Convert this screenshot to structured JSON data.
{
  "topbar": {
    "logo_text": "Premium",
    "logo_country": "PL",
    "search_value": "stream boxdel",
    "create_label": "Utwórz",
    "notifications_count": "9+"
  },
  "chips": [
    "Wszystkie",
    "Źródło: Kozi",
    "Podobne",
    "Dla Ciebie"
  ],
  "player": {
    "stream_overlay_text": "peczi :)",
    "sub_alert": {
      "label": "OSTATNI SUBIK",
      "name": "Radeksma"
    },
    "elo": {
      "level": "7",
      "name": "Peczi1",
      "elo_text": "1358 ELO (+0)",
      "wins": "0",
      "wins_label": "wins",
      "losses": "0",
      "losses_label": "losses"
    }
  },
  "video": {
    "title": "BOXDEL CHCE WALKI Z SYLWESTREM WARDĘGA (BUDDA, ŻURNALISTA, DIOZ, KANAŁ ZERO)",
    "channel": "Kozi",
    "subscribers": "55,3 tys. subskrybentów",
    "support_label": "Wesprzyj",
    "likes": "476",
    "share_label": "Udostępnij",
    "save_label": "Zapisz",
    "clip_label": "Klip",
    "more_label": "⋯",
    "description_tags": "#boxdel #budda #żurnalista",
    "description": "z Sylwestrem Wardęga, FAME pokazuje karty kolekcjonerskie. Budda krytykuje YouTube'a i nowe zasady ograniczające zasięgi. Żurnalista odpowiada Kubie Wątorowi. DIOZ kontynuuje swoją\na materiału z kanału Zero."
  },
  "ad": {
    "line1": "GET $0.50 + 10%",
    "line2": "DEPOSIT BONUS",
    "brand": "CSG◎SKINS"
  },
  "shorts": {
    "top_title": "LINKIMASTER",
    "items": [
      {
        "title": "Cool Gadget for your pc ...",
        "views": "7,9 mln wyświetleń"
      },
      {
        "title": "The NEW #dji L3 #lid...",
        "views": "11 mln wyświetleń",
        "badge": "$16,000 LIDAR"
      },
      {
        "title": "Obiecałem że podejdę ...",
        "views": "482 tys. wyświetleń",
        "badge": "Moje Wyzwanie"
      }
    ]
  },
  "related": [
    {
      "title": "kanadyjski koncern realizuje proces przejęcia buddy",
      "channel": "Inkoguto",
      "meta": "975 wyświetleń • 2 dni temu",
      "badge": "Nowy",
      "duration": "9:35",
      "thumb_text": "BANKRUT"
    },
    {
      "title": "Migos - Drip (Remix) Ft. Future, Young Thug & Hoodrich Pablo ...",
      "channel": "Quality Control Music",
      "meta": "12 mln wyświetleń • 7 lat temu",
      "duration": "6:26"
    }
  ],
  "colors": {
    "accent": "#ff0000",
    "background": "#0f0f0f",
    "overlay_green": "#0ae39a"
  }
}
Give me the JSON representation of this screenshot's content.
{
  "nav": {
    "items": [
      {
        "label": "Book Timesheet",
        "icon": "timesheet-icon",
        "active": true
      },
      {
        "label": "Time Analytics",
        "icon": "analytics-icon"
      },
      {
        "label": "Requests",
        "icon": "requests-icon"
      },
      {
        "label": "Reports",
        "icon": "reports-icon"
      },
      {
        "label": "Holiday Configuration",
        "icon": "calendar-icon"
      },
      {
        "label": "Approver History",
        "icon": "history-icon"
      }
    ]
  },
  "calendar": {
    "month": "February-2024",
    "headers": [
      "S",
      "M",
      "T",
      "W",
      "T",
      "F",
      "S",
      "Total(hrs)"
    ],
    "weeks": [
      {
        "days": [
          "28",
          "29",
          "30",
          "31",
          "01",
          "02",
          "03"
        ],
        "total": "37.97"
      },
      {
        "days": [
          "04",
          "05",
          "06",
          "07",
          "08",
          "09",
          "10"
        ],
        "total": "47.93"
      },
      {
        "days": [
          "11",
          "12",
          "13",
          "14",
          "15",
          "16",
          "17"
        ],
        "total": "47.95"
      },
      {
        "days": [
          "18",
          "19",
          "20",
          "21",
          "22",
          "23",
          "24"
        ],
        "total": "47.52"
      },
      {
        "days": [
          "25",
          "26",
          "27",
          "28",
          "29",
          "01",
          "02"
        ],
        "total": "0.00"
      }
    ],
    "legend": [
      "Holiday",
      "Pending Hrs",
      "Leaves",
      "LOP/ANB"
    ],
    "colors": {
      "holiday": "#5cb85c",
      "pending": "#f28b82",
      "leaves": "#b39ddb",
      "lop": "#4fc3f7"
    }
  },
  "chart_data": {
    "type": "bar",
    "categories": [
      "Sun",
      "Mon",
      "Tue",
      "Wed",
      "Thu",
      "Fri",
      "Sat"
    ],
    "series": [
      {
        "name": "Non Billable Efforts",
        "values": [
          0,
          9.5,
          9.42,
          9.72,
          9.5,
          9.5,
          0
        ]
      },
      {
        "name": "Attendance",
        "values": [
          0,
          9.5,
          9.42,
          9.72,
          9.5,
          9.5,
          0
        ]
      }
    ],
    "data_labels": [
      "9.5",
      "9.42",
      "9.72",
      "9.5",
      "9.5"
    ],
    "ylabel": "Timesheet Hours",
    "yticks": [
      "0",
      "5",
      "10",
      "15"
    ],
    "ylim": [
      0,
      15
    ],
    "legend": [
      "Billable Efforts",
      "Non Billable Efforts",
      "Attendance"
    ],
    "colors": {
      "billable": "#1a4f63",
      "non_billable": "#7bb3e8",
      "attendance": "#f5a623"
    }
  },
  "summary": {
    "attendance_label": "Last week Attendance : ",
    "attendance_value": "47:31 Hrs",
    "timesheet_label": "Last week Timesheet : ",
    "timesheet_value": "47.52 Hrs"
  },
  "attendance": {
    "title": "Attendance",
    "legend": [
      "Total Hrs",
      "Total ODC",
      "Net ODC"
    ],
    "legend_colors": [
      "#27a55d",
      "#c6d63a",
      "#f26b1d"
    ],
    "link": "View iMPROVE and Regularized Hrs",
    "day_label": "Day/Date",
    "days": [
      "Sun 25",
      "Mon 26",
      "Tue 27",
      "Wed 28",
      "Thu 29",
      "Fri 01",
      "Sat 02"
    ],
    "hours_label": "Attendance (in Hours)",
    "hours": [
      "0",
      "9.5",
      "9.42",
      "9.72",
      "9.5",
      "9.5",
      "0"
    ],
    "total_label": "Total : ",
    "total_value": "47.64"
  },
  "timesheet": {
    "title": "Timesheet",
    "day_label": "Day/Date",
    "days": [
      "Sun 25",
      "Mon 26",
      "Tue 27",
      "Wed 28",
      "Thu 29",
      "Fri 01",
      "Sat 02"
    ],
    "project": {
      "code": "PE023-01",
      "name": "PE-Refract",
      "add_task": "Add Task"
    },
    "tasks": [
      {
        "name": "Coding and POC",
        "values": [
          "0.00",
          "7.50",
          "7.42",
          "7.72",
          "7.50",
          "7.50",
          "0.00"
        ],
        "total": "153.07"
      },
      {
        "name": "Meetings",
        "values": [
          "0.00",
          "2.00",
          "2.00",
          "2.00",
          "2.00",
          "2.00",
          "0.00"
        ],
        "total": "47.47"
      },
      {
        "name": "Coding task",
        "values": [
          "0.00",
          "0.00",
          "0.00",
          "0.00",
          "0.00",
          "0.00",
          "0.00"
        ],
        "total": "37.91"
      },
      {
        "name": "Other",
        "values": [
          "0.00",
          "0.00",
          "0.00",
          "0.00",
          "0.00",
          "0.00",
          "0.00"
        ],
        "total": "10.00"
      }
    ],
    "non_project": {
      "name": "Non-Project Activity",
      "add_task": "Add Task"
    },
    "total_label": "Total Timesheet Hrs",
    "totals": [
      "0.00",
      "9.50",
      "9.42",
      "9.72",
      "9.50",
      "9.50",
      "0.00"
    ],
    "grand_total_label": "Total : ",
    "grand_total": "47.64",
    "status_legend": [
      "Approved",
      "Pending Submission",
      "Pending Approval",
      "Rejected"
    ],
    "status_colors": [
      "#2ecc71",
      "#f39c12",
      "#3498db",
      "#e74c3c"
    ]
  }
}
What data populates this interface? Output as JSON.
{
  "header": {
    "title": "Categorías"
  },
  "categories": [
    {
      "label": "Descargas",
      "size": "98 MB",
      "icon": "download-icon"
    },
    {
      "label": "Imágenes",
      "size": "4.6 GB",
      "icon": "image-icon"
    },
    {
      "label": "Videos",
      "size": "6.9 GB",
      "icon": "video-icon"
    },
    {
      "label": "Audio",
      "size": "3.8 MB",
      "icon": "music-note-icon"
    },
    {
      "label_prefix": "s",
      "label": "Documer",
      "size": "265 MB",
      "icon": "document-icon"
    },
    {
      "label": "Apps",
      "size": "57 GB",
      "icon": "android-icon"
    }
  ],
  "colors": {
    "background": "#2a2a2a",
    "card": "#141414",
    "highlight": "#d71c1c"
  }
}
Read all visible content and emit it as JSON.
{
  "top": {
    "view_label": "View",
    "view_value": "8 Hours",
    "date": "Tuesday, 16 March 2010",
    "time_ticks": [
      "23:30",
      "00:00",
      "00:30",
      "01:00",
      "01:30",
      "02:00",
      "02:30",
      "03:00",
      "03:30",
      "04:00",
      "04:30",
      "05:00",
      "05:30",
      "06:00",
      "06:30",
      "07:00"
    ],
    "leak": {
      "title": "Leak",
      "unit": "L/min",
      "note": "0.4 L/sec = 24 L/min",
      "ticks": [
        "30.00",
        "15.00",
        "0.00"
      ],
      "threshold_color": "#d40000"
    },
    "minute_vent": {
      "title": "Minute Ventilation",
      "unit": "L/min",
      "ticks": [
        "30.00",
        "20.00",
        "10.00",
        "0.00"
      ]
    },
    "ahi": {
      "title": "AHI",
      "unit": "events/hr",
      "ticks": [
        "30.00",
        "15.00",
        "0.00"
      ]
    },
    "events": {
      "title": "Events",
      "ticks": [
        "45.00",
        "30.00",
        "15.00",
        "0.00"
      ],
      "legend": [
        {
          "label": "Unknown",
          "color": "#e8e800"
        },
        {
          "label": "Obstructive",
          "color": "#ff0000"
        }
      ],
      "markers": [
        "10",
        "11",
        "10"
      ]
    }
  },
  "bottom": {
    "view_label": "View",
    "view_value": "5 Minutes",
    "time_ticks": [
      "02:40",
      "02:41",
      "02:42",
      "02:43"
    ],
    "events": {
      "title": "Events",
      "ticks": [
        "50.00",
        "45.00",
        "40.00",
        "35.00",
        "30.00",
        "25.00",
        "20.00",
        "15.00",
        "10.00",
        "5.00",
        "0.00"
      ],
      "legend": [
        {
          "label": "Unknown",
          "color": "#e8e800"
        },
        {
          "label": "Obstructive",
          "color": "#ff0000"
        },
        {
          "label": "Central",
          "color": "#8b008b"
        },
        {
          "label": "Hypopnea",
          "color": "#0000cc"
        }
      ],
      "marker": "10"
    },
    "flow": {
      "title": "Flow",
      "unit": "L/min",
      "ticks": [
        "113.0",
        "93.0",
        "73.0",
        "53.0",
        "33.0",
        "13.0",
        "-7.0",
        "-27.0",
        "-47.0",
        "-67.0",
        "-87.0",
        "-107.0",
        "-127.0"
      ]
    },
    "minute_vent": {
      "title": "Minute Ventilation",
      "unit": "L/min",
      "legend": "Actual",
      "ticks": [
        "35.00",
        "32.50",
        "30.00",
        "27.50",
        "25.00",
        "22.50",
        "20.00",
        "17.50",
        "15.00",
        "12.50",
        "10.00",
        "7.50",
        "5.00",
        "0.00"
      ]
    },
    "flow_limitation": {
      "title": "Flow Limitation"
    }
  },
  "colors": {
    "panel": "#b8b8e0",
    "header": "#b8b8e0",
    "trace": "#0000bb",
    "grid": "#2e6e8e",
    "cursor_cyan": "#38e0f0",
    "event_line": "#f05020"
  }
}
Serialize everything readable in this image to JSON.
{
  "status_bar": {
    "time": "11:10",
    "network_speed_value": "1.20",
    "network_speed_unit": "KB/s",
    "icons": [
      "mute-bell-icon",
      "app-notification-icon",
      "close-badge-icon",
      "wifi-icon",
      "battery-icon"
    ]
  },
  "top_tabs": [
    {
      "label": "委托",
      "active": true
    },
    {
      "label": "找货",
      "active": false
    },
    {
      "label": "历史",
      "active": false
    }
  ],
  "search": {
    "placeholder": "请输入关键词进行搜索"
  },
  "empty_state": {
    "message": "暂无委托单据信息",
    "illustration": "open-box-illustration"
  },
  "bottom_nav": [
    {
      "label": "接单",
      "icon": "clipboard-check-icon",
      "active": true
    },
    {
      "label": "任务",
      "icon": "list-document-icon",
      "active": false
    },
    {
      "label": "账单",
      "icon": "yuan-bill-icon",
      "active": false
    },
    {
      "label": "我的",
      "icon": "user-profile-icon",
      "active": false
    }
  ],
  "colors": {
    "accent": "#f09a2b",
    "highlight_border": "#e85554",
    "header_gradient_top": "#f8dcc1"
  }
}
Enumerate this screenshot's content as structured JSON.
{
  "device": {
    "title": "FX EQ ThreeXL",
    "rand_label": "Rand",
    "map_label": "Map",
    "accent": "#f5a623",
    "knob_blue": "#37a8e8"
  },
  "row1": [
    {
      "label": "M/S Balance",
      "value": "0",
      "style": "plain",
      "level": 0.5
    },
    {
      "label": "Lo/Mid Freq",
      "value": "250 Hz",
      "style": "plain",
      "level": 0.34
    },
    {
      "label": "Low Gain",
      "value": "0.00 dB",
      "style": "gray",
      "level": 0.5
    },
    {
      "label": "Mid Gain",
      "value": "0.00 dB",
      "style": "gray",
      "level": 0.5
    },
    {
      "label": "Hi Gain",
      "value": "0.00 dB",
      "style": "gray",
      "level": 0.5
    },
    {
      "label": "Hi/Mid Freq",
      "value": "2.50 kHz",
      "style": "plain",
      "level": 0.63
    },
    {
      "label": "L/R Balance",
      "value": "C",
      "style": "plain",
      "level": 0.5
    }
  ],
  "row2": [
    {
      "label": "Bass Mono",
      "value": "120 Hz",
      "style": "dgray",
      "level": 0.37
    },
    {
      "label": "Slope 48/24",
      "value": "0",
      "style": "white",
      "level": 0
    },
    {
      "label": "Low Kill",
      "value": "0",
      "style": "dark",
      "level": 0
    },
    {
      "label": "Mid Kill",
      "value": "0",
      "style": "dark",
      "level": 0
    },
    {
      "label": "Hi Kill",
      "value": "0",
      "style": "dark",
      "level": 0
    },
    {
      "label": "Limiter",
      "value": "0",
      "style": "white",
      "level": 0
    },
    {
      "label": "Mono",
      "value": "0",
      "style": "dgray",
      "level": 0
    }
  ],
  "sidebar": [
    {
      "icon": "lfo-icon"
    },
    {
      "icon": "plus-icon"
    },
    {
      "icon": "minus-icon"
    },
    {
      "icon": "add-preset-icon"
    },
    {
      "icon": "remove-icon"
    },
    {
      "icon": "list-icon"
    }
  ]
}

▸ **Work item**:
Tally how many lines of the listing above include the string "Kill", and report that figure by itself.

▸ **Answer for this exercise**:
3